This is the type of practical water quality protection solution that should be widely replicated across the Adirondacks. The recent Adirondack Watersheds Institute study on chloride and sodium levels in the Adirondacks shows the high level of stormwater reaching our lakes and ponds. Salt is not produced around our lakes, but has to be carried to lakes via stormwater or leached from soils where it builds up.
Stormwater management is a key challenge for the Adirondack Park in the years ahead. Unfortunately, the APA Act is frozen in time in 1973 and doesn’t even include the word “stormwater” in its laws and its leaders have remained stonily passive in the face of water quality decline.
The maintenance of high water quality is in the interests of everyone who is concerned about the Adirondack Park. High water quality is directly linked to high property values and high tourism rates. For many, it’s the lakes and ponds and rivers of the Adirondacks that define their experiences here and underwrite the area’s high quality of life and high recreational opportunities.
The great hedge that has protected water quality for decades is that the majority of the watersheds of most Adirondack lakes are lands protected in the Forest Preserve. Natural forests are the best filters to capture and infiltrate rainfall and prevent the formation of stormwater. But human impacts from residential, commercial and municipal roads have an outsized impact on fragile freshwater ecosystems. The Lake George watershed is 48% Forest Preserve and over 90% forested, yet the lake is experiencing declining water quality.
The story is the same across much of the Adirondack Park. Now is the time to get serious about water quality protection. This is an economic as well as environmental investment. It’s what we need to do to meet any basic test of stewardship or sustainability. It requires changes to business as usual for land use and development as well as the construction and reconstruction of municipal infrastructure.

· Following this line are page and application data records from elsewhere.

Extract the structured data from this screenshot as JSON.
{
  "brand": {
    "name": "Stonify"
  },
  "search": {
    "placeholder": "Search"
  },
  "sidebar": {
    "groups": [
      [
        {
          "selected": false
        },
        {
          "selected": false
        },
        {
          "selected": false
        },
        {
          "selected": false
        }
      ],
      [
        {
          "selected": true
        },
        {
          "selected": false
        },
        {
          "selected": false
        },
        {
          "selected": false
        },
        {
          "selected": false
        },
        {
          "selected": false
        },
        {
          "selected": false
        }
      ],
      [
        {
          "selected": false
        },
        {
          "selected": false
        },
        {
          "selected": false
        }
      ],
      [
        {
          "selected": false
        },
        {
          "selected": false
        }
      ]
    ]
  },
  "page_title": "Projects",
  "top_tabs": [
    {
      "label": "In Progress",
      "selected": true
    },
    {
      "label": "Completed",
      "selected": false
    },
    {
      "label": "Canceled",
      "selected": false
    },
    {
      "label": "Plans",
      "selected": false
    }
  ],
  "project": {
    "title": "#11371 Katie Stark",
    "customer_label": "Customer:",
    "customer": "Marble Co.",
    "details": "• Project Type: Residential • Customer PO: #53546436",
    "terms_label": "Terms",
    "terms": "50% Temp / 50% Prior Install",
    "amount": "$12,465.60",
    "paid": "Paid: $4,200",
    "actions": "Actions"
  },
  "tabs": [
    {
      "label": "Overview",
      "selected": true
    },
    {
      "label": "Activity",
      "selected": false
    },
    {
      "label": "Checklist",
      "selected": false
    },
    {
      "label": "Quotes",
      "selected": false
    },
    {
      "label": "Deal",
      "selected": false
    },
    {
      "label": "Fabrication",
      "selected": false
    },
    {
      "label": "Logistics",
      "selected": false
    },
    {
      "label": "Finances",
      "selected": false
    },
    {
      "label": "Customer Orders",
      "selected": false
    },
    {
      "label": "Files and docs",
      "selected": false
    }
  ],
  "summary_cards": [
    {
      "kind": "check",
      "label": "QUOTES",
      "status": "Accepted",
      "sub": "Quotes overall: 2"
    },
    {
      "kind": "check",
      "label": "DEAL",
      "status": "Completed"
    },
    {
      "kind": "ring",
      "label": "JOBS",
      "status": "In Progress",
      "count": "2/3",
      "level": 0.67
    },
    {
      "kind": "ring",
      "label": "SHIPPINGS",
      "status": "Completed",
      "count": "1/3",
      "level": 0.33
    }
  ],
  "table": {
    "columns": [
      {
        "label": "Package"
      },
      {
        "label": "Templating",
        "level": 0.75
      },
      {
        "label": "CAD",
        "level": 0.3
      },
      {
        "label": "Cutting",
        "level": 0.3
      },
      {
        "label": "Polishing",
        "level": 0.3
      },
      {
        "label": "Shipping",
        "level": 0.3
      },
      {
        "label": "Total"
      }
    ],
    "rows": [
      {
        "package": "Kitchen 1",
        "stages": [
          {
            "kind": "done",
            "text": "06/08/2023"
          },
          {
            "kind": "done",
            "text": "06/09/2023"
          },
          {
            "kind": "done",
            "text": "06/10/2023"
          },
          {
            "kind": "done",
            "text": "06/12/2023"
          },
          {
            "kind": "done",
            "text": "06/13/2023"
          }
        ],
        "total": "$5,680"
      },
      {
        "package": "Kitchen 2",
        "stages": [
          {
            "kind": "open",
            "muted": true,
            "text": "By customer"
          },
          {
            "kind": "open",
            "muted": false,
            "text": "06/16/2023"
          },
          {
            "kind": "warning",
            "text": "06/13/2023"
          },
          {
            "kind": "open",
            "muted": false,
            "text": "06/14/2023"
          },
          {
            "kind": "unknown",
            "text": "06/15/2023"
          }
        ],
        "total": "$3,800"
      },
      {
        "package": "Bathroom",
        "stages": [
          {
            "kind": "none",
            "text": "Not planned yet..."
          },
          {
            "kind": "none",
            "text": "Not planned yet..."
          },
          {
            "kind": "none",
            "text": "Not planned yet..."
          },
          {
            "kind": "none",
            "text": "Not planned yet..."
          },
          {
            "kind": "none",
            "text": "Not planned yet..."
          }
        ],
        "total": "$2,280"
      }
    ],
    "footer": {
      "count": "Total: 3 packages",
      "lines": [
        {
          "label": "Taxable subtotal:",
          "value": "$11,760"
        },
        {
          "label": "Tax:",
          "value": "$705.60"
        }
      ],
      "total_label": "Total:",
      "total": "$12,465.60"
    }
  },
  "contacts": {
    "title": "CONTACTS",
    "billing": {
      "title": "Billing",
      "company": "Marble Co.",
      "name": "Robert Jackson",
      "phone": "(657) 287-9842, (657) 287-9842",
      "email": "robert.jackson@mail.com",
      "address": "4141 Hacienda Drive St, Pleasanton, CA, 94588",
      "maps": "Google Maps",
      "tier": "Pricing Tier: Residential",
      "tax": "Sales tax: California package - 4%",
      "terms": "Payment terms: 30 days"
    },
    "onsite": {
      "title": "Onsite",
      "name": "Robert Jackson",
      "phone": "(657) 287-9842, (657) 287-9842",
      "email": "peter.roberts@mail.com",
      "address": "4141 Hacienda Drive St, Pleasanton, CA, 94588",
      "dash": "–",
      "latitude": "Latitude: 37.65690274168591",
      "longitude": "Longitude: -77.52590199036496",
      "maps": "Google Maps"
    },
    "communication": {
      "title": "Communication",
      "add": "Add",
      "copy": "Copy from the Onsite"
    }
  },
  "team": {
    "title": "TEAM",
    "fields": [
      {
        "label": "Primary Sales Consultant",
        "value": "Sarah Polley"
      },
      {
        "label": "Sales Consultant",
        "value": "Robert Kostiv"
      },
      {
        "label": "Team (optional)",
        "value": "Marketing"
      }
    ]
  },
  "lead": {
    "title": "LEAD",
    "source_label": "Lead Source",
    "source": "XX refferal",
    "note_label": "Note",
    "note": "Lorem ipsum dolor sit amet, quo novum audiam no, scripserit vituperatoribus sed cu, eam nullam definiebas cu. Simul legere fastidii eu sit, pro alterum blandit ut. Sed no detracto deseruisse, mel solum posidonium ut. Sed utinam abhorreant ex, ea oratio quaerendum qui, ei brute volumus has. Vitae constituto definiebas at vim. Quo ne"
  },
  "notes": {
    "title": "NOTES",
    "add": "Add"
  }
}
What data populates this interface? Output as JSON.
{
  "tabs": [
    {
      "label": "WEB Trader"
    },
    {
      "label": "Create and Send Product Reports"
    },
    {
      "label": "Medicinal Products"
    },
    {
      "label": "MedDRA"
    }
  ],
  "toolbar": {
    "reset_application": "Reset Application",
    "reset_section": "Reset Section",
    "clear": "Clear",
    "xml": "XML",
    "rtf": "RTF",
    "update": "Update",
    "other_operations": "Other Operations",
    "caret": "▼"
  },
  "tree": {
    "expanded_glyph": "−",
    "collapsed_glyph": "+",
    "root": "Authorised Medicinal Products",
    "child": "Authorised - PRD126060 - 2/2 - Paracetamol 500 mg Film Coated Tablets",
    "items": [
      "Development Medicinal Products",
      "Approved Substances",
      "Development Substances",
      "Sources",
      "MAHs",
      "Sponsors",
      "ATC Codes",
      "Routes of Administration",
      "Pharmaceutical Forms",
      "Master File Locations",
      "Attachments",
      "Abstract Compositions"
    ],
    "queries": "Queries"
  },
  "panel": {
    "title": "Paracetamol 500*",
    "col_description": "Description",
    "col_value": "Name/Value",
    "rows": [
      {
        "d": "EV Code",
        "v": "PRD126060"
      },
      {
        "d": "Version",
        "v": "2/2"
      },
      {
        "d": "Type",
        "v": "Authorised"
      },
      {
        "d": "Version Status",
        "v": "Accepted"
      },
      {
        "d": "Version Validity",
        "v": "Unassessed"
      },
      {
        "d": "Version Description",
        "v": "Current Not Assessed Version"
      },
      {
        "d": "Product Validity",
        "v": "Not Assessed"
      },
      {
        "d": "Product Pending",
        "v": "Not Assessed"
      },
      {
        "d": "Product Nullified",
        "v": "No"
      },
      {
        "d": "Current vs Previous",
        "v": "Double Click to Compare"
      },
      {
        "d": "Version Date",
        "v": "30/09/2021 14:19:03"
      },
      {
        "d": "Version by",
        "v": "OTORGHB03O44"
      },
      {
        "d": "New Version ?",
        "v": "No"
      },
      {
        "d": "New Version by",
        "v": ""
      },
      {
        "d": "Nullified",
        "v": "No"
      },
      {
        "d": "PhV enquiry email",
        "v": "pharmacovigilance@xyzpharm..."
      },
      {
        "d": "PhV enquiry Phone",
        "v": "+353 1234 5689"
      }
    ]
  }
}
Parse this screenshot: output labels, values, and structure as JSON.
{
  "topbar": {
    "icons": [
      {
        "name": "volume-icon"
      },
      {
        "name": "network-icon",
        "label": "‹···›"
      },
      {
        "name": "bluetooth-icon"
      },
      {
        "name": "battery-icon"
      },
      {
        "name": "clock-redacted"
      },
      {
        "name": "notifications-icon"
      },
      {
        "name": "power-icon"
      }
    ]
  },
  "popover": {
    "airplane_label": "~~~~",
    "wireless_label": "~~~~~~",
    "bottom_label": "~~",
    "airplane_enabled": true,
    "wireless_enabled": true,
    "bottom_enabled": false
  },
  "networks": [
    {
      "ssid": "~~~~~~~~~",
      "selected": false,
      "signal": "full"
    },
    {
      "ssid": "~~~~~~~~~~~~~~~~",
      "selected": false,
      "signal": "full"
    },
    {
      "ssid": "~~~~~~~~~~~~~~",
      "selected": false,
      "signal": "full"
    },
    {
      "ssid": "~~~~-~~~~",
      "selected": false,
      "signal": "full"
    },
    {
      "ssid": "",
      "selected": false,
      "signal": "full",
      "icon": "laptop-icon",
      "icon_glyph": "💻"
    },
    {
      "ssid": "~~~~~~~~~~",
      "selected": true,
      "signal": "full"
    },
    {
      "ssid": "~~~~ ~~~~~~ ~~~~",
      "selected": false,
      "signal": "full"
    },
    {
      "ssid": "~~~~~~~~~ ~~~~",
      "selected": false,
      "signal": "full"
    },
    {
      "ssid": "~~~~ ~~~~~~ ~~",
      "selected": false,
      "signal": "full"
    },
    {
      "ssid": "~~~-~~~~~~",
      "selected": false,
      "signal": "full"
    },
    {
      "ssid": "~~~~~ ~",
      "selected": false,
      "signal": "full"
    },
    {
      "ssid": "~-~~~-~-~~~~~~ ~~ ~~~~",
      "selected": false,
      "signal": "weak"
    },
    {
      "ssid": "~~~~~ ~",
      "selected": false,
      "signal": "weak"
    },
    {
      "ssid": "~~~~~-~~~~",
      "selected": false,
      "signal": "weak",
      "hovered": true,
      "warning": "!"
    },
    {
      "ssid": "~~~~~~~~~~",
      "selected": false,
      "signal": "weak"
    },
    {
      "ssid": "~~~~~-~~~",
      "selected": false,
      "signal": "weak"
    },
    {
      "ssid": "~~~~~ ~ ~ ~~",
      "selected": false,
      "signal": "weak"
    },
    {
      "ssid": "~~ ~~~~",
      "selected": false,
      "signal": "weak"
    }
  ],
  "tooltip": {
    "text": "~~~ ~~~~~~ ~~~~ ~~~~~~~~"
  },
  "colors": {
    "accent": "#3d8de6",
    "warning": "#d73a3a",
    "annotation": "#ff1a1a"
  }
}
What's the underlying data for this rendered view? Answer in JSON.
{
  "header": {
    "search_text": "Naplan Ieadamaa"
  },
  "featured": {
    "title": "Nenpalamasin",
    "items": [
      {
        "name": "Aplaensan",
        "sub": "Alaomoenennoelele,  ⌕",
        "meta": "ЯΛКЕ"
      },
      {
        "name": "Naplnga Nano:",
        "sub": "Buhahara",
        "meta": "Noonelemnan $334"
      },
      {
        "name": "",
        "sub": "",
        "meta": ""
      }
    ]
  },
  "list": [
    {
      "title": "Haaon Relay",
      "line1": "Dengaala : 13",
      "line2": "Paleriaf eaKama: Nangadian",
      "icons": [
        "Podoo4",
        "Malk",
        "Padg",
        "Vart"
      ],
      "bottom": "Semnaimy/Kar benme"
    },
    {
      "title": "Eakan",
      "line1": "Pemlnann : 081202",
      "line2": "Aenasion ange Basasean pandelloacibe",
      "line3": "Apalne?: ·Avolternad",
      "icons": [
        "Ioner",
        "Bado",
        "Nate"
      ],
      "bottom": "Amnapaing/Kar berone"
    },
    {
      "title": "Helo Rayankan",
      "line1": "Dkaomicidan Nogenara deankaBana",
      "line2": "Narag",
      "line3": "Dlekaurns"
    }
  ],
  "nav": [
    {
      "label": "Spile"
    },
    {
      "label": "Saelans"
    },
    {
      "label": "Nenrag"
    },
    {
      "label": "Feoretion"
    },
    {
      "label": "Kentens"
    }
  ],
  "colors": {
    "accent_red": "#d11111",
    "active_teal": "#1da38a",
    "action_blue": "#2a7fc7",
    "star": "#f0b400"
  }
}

The Beach Road porous pavement project is an excellent model and shows what’s possible.